Virus therapy and radiotherapy may play bigger roles in future mesothelioma treatments. A joint report from the Institute of Cancer Research in London and the University of Leeds discusses the possibility of using cell-killing viruses to seek out and destroy cancerous tumors.
A type of virus, known as T-vec has already been approved by the NHS for treatment of advanced melanoma skin cancers. The virus is injected directly into patients’ tumors. For this therapy to succeed, the tumor must be located somewhere on the body that can be reached with a needle.
Previously, patients who received injections of virus therapy into the bloodstream developed antibodies that potentially deactivated the virus, rendering it useless. But the new research report shows that white blood cells can carry the virus to the tumor and reactivate the deactivated viruses.
“This discovery suggests that cancer treatments using virus therapy could be significantly expanded in future, as we previously believed that follow-up doses were useless once the body had produced antibodies against the virus,” said Dr. Ilett from the Leeds Institute of Cancer and Pathology.
Virus therapy isn’t the only treatment being looked at for mesothelioma. New research suggests that radiotherapy may also play a bigger role in treatment of this aggressive form of cancer.
Radiation scrambles the DNA of cancer cells, interrupting their life cycles and making it impossible for them to replicate. But thus far, radiotherapy has been of limited use in treating mesothelioma because it simply isn’t precise enough. New technology is changing this.

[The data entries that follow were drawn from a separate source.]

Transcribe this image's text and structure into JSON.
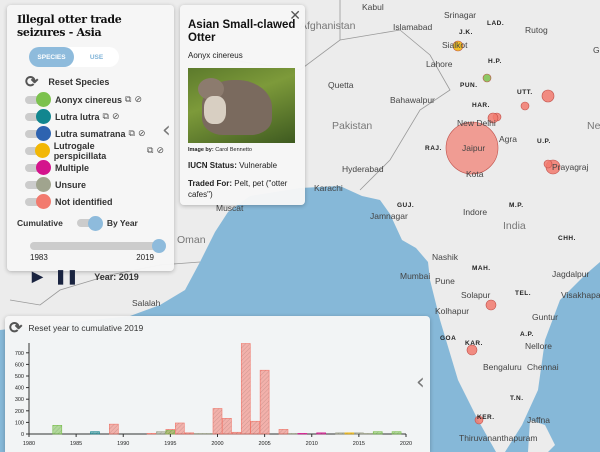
{
  "legend": {
    "title": "Illegal otter trade seizures - Asia",
    "tabs": [
      {
        "label": "SPECIES",
        "active": true
      },
      {
        "label": "USE",
        "active": false
      }
    ],
    "reset_label": "Reset Species",
    "species": [
      {
        "label": "Aonyx cinereus",
        "color": "#7cc24e",
        "links": true
      },
      {
        "label": "Lutra lutra",
        "color": "#11868f",
        "links": true
      },
      {
        "label": "Lutra sumatrana",
        "color": "#2e63b0",
        "links": true
      },
      {
        "label": "Lutrogale perspicillata",
        "color": "#f2b705",
        "links": true
      },
      {
        "label": "Multiple",
        "color": "#d4148c",
        "links": false
      },
      {
        "label": "Unsure",
        "color": "#a0a48e",
        "links": false
      },
      {
        "label": "Not identified",
        "color": "#f27a6e",
        "links": false
      }
    ],
    "mode_left": "Cumulative",
    "mode_right": "By Year",
    "slider_min": "1983",
    "slider_max": "2019",
    "slider_value_fraction": 1.0,
    "year_label": "Year: 2019"
  },
  "popup": {
    "title": "Asian Small-clawed Otter",
    "scientific": "Aonyx cinereus",
    "image_credit_label": "Image by:",
    "image_credit": "Carol Bennetto",
    "status_label": "IUCN Status:",
    "status": "Vulnerable",
    "traded_label": "Traded For:",
    "traded": "Pelt, pet (\"otter cafes\")"
  },
  "map": {
    "countries": [
      {
        "t": "Afghanistan"
      },
      {
        "t": "Pakistan"
      },
      {
        "t": "Oman"
      },
      {
        "t": "India"
      },
      {
        "t": "Nep"
      }
    ],
    "cities": [
      "Kabul",
      "Islamabad",
      "Srinagar",
      "Rutog",
      "Sialkot",
      "Lahore",
      "Quetta",
      "Bahawalpur",
      "New Delhi",
      "Agra",
      "Jaipur",
      "Kota",
      "Prayagraj",
      "Hyderabad",
      "Karachi",
      "Jamnagar",
      "Indore",
      "Muscat",
      "Salalah",
      "Nashik",
      "Mumbai",
      "Pune",
      "Solapur",
      "Jagdalpur",
      "Visakhapatn",
      "Kolhapur",
      "Guntur",
      "Nellore",
      "Bengaluru",
      "Chennai",
      "Jaffna",
      "Thiruvananthapuram",
      "Gé"
    ],
    "states": [
      "LAD.",
      "J.K.",
      "H.P.",
      "PUN.",
      "UTT.",
      "HAR.",
      "U.P.",
      "RAJ.",
      "GUJ.",
      "M.P.",
      "CHH.",
      "MAH.",
      "TEL.",
      "GOA",
      "KAR.",
      "A.P.",
      "T.N.",
      "KER."
    ]
  },
  "chart_data": {
    "type": "bar",
    "title": "Reset year to cumulative 2019",
    "xlim": [
      1980,
      2020
    ],
    "ylim": [
      0,
      780
    ],
    "xticks": [
      "1980",
      "1985",
      "1990",
      "1995",
      "2000",
      "2005",
      "2010",
      "2015",
      "2020"
    ],
    "yticks": [
      "0",
      "100",
      "200",
      "300",
      "400",
      "500",
      "600",
      "700"
    ],
    "bars": [
      {
        "x": 1983,
        "v": 75,
        "c": "#7cc24e"
      },
      {
        "x": 1987,
        "v": 20,
        "c": "#11868f"
      },
      {
        "x": 1989,
        "v": 85,
        "c": "#f27a6e"
      },
      {
        "x": 1993,
        "v": 5,
        "c": "#f27a6e"
      },
      {
        "x": 1994,
        "v": 20,
        "c": "#a0a48e"
      },
      {
        "x": 1995,
        "v": 40,
        "c": "#f27a6e"
      },
      {
        "x": 1995,
        "v": 30,
        "c": "#7cc24e"
      },
      {
        "x": 1996,
        "v": 95,
        "c": "#f27a6e"
      },
      {
        "x": 1997,
        "v": 10,
        "c": "#f27a6e"
      },
      {
        "x": 1998,
        "v": 5,
        "c": "#a0a48e"
      },
      {
        "x": 1999,
        "v": 5,
        "c": "#a0a48e"
      },
      {
        "x": 2000,
        "v": 220,
        "c": "#f27a6e"
      },
      {
        "x": 2001,
        "v": 135,
        "c": "#f27a6e"
      },
      {
        "x": 2002,
        "v": 15,
        "c": "#f27a6e"
      },
      {
        "x": 2003,
        "v": 780,
        "c": "#f27a6e"
      },
      {
        "x": 2004,
        "v": 110,
        "c": "#f27a6e"
      },
      {
        "x": 2005,
        "v": 550,
        "c": "#f27a6e"
      },
      {
        "x": 2007,
        "v": 40,
        "c": "#f27a6e"
      },
      {
        "x": 2008,
        "v": 5,
        "c": "#a0a48e"
      },
      {
        "x": 2009,
        "v": 5,
        "c": "#d4148c"
      },
      {
        "x": 2011,
        "v": 10,
        "c": "#d4148c"
      },
      {
        "x": 2013,
        "v": 10,
        "c": "#a0a48e"
      },
      {
        "x": 2014,
        "v": 10,
        "c": "#f2b705"
      },
      {
        "x": 2015,
        "v": 10,
        "c": "#a0a48e"
      },
      {
        "x": 2016,
        "v": 5,
        "c": "#a0a48e"
      },
      {
        "x": 2017,
        "v": 20,
        "c": "#7cc24e"
      },
      {
        "x": 2019,
        "v": 20,
        "c": "#7cc24e"
      }
    ]
  }
}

A new study published in the Journal of Thoracic Disease suggests radiotherapy is most useful in treating mesothelioma when combined with other therapies, like immunotherapy and surgery. Radiotherapy can be used after surgery to prevent the development of new tumors.
According to the research, radiotherapy stimulates the immune system, which can support immunotherapy treatments